──────── DATASET ENTRIES
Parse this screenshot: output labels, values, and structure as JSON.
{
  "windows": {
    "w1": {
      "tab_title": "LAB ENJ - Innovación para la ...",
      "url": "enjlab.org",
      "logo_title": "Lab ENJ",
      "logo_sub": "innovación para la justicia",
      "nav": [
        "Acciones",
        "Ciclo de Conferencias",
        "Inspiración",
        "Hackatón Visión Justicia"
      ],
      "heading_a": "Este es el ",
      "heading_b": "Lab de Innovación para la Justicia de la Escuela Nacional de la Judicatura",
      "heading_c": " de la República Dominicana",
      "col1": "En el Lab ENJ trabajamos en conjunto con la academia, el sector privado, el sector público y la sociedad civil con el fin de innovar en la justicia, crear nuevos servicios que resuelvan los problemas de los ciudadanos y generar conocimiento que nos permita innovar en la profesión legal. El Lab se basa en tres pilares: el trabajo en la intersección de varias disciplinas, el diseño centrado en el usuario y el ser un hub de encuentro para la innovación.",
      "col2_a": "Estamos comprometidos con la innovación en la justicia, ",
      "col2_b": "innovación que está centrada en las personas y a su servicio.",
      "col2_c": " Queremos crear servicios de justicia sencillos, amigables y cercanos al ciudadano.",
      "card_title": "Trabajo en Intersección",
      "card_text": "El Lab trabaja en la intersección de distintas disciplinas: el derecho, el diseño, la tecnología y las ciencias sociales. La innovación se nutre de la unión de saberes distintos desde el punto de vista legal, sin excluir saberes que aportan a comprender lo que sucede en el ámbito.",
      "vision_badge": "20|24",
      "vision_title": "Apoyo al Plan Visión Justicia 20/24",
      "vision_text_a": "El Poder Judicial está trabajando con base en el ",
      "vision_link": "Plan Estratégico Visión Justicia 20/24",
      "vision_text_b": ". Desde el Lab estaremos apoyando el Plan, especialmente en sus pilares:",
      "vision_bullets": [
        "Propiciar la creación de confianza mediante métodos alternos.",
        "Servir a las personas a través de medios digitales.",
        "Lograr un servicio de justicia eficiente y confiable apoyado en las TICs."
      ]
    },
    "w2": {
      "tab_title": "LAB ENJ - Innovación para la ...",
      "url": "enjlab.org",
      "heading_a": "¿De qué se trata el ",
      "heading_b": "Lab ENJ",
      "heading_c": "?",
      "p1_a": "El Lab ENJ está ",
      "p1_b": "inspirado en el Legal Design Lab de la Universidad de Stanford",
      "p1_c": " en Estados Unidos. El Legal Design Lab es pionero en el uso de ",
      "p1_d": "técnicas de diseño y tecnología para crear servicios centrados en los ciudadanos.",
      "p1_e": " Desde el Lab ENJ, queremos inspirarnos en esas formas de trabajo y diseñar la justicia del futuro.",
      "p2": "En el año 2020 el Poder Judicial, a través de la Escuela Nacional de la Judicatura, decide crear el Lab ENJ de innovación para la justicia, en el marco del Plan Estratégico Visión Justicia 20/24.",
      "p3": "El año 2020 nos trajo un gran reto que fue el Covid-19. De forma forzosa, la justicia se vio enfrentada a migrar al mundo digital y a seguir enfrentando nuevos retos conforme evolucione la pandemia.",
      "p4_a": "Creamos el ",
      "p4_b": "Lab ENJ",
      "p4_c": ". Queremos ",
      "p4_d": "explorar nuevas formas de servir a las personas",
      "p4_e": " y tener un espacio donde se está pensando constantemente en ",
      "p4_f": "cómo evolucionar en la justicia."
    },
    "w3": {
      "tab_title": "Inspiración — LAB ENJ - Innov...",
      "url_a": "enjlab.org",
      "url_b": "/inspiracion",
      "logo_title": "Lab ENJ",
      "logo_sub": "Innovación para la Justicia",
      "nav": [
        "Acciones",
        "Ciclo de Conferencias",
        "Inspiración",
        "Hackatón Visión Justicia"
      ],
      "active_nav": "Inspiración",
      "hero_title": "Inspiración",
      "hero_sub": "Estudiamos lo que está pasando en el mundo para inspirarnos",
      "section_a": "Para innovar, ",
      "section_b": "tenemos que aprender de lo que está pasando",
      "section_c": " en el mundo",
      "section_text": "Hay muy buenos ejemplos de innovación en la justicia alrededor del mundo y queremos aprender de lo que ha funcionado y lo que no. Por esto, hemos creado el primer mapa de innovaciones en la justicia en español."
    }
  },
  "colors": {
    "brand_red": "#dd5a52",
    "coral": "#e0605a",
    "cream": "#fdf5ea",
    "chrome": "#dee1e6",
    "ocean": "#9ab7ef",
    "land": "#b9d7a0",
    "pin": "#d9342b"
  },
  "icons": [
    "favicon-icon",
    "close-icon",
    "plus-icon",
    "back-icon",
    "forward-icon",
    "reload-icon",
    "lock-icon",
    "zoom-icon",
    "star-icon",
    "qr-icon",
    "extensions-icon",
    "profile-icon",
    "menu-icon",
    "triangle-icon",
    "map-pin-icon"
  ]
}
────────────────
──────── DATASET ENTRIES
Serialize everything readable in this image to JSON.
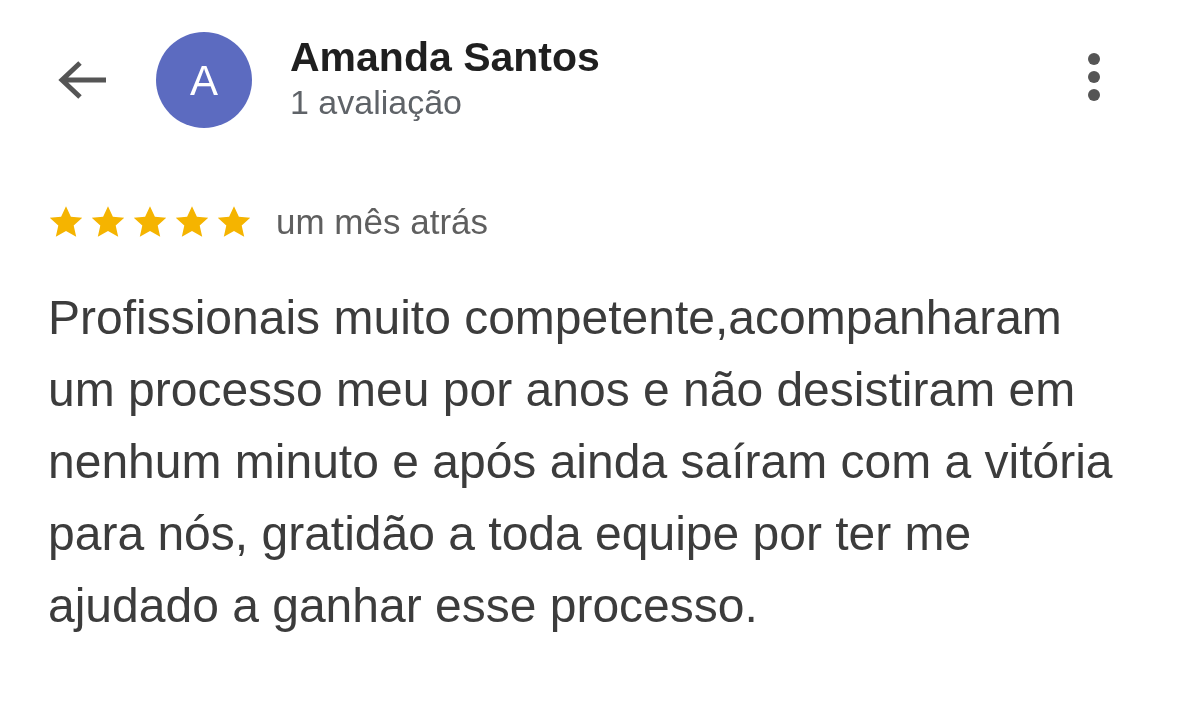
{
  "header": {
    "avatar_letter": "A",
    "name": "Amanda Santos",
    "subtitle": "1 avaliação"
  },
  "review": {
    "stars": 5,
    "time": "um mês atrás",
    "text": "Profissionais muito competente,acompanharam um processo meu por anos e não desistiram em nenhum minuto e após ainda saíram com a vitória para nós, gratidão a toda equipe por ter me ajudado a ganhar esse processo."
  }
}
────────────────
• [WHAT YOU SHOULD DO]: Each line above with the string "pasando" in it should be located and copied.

• [SOLVED EXERCISE]:
      "hero_sub": "Estudiamos lo que está pasando en el mundo para inspirarnos",
      "section_b": "tenemos que aprender de lo que está pasando",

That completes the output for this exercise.